TRY IT:
Copy every line of the listing exactly.
-----
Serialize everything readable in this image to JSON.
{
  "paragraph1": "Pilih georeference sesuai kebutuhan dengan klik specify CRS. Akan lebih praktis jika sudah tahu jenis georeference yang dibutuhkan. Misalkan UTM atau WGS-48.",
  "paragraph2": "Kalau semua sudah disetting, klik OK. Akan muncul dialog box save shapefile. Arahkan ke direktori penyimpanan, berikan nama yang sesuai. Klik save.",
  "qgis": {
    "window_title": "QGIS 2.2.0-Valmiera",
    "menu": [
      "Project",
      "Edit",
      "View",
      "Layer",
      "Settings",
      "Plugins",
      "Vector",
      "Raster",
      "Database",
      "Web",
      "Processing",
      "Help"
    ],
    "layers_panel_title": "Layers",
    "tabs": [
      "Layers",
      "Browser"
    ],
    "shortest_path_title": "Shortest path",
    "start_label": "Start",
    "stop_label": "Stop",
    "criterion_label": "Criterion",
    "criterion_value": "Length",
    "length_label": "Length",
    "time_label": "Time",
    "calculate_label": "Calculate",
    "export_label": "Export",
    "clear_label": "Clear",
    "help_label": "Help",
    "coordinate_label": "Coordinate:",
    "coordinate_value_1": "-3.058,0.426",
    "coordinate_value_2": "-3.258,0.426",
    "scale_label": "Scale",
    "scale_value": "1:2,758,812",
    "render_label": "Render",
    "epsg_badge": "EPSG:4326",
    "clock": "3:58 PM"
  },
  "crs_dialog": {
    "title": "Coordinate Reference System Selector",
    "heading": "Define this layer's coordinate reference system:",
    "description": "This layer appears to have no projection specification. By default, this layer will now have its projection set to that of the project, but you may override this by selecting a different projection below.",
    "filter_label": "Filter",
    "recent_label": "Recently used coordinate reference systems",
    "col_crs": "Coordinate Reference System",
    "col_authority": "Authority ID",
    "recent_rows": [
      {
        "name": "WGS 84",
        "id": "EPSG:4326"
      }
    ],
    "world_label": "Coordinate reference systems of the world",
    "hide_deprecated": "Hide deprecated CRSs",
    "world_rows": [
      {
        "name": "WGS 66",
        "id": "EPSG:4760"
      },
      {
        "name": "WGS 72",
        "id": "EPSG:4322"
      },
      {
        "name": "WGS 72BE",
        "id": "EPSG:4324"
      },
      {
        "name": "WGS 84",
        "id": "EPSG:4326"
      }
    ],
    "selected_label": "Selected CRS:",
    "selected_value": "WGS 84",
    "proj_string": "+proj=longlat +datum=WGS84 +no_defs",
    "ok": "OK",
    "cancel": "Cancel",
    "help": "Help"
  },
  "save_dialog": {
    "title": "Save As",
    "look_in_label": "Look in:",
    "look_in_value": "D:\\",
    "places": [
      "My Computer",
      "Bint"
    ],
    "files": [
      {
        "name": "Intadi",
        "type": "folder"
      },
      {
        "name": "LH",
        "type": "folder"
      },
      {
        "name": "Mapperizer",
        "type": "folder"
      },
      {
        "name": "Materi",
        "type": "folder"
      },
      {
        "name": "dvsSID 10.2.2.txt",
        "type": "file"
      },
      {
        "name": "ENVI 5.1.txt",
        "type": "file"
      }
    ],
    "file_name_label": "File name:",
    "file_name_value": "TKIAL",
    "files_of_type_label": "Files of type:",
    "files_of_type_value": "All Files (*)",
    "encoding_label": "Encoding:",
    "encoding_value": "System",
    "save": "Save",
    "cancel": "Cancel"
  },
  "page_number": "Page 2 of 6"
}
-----
REPLY TO THE EXERCISE:
Serialize everything readable in this image to JSON.
{
  "paragraph1": "Pilih georeference sesuai kebutuhan dengan klik specify CRS. Akan lebih praktis jika sudah tahu jenis georeference yang dibutuhkan. Misalkan UTM atau WGS-48.",
  "paragraph2": "Kalau semua sudah disetting, klik OK. Akan muncul dialog box save shapefile. Arahkan ke direktori penyimpanan, berikan nama yang sesuai. Klik save.",
  "qgis": {
    "window_title": "QGIS 2.2.0-Valmiera",
    "menu": [
      "Project",
      "Edit",
      "View",
      "Layer",
      "Settings",
      "Plugins",
      "Vector",
      "Raster",
      "Database",
      "Web",
      "Processing",
      "Help"
    ],
    "layers_panel_title": "Layers",
    "tabs": [
      "Layers",
      "Browser"
    ],
    "shortest_path_title": "Shortest path",
    "start_label": "Start",
    "stop_label": "Stop",
    "criterion_label": "Criterion",
    "criterion_value": "Length",
    "length_label": "Length",
    "time_label": "Time",
    "calculate_label": "Calculate",
    "export_label": "Export",
    "clear_label": "Clear",
    "help_label": "Help",
    "coordinate_label": "Coordinate:",
    "coordinate_value_1": "-3.058,0.426",
    "coordinate_value_2": "-3.258,0.426",
    "scale_label": "Scale",
    "scale_value": "1:2,758,812",
    "render_label": "Render",
    "epsg_badge": "EPSG:4326",
    "clock": "3:58 PM"
  },
  "crs_dialog": {
    "title": "Coordinate Reference System Selector",
    "heading": "Define this layer's coordinate reference system:",
    "description": "This layer appears to have no projection specification. By default, this layer will now have its projection set to that of the project, but you may override this by selecting a different projection below.",
    "filter_label": "Filter",
    "recent_label": "Recently used coordinate reference systems",
    "col_crs": "Coordinate Reference System",
    "col_authority": "Authority ID",
    "recent_rows": [
      {
        "name": "WGS 84",
        "id": "EPSG:4326"
      }
    ],
    "world_label": "Coordinate reference systems of the world",
    "hide_deprecated": "Hide deprecated CRSs",
    "world_rows": [
      {
        "name": "WGS 66",
        "id": "EPSG:4760"
      },
      {
        "name": "WGS 72",
        "id": "EPSG:4322"
      },
      {
        "name": "WGS 72BE",
        "id": "EPSG:4324"
      },
      {
        "name": "WGS 84",
        "id": "EPSG:4326"
      }
    ],
    "selected_label": "Selected CRS:",
    "selected_value": "WGS 84",
    "proj_string": "+proj=longlat +datum=WGS84 +no_defs",
    "ok": "OK",
    "cancel": "Cancel",
    "help": "Help"
  },
  "save_dialog": {
    "title": "Save As",
    "look_in_label": "Look in:",
    "look_in_value": "D:\\",
    "places": [
      "My Computer",
      "Bint"
    ],
    "files": [
      {
        "name": "Intadi",
        "type": "folder"
      },
      {
        "name": "LH",
        "type": "folder"
      },
      {
        "name": "Mapperizer",
        "type": "folder"
      },
      {
        "name": "Materi",
        "type": "folder"
      },
      {
        "name": "dvsSID 10.2.2.txt",
        "type": "file"
      },
      {
        "name": "ENVI 5.1.txt",
        "type": "file"
      }
    ],
    "file_name_label": "File name:",
    "file_name_value": "TKIAL",
    "files_of_type_label": "Files of type:",
    "files_of_type_value": "All Files (*)",
    "encoding_label": "Encoding:",
    "encoding_value": "System",
    "save": "Save",
    "cancel": "Cancel"
  },
  "page_number": "Page 2 of 6"
}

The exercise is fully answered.